Instead, she was providing her own unique energy, an intensely focused beam of the cartoon-rebel charisma lacking from last year’s so-so “Joanne” album and her disappointing performance at the Super Bowl halftime show.
If the curtain had come down at that point, I’d be happily telling you that Lady! Gaga! Is! Back!
But that’s not what happened.
Oh, a curtain came down, all right — a digital approximation of one, anyway, that served as the video backdrop for a supper-clubby rendition of one of her least convincing songs, “Alejandro.” Then she did the even snoozier “Teeth,” of all things, a deeper cut than that German-titled song that didn’t have the advantage of a melody.
As she often does, Lady Gaga took to a keyboard for several numbers, which in theory was fine: Anyone would need a breather after what she’d just pulled off, and few have the natural pipes she does.
But doing “The Edge of Glory,” perhaps the most fist-pumpingly triumphant song in her catalog, as a dreary piano ballad? The idea was bananas, especially given that she then performed her country-ish “Million Reasons” — a tune that actually justifies a restrained presentation — in its corny EDM-remix form.

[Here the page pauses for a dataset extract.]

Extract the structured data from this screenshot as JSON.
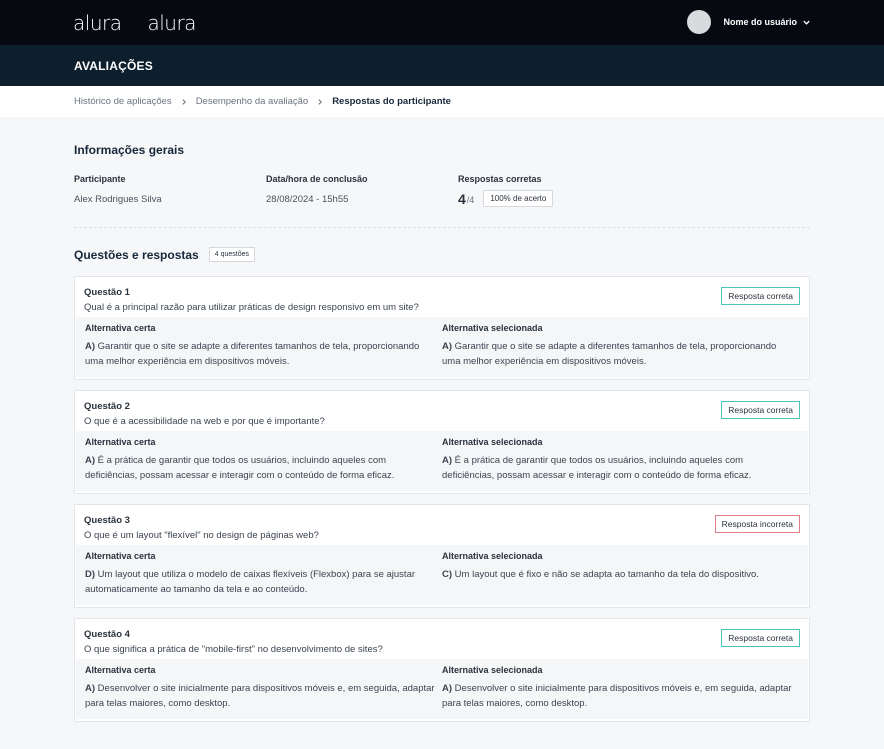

This was also the part of the show when Lady Gaga premiered “The Cure,” a new single she hadn’t spoken of until then. It’s an intriguing midtempo pop-soul jam — very Madonna circa “Human Nature.” (With its proudly synthetic textures, it also signals that the singer is moving on from the more rock-attuned “Joanne.”)
But “The Cure’s” placement on the set list only further diminished the excitement she’d been building.
Lady Gaga wisely upped the pace — and the snarling attitude — for her encore, zooming through “Poker Face” and “Bad Romance” in a way that somehow made those well-worn classics feel fresh.
Unfortunately, after “Bad Romance” she still had a minute or two before Coachella’s curfew, so she took the opportunity to speak to the crowd.
And what did she tell us at this fraught historical moment? That her new song was available to download on iTunes.